The first word can be:

  • hit: we are delivering an object from the cache
  • miss: the object comes from the backend after failing to find it in the cache.
  • pass: the object comes from the backend because the request bypassed the cache.
  • synth: we created a synthetic object on-the-fly to satisfy the request.

The second word will be:

  • cached: the object will be reused.
  • uncacheable: the object comes from the backend but will not be reused.
  • synth: synthetic object.


You can either copy-paste the above snippet at the top of your vcl file (after the vcl 4.X; statement), or you can save it as /etc/varnish/hit-miss.vcl and include it:

vcl 4.0;

import std;

include "hit-miss.vcl";

Using this information

From the client

You’ll need to uncomment the last line to see this information as a respone header.
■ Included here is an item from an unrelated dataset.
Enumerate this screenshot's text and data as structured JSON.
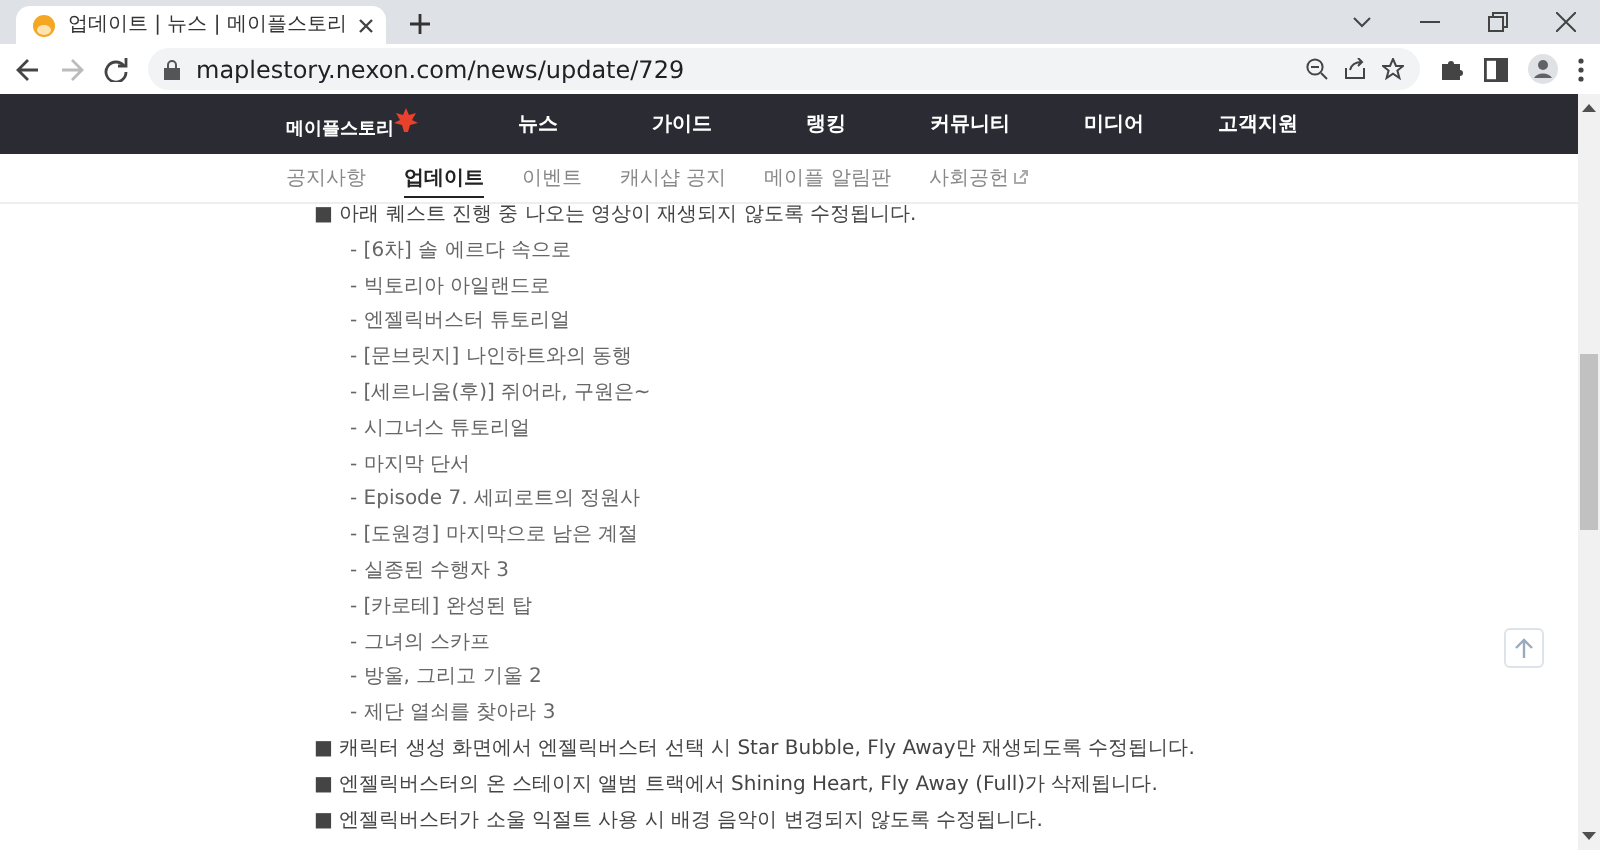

This is not done by default as it outputs information that should possibly be hidden from regular users.

You can then use the -i switch in a curl command to see the headers:

$ curl -i http://VARNISHSERVER/

HTTP/1.1 200 OK
Date: Tue, 24 Jul 2018 18:43:16 GMT
Server: Varnish
Content-Type: text/html; charset=utf-8
X-Varnish: 32773
Age: 0
Via: 1.1 varnish
connection: close
x-cache: miss cached
Content-Length: 282

Note: Piped responses can’t be modified, so you can’t get the information for them that way.

In varnishncsa

varnishncsa grabs information about an HTTP transaction and formats it, usually as a line for easy logging (man varnishncsa):

# log the full header
varnishncsa -F '<%{x-cache}i> %U %s'

In varnishlog

varnishlog (and varnishncsa) uses a powerful VSL query language (man vsl-query) that allows for versatile filters.

For example, you can:

# only show passes:
varnishlog -q 'ReqHeader:x-cache[1] eq pass'
# only show cached objects
varnishlog -q 'ReqHeader:x-cache[2] eq cached'

*Note: you can apply the same -q arguments to varnishncsa.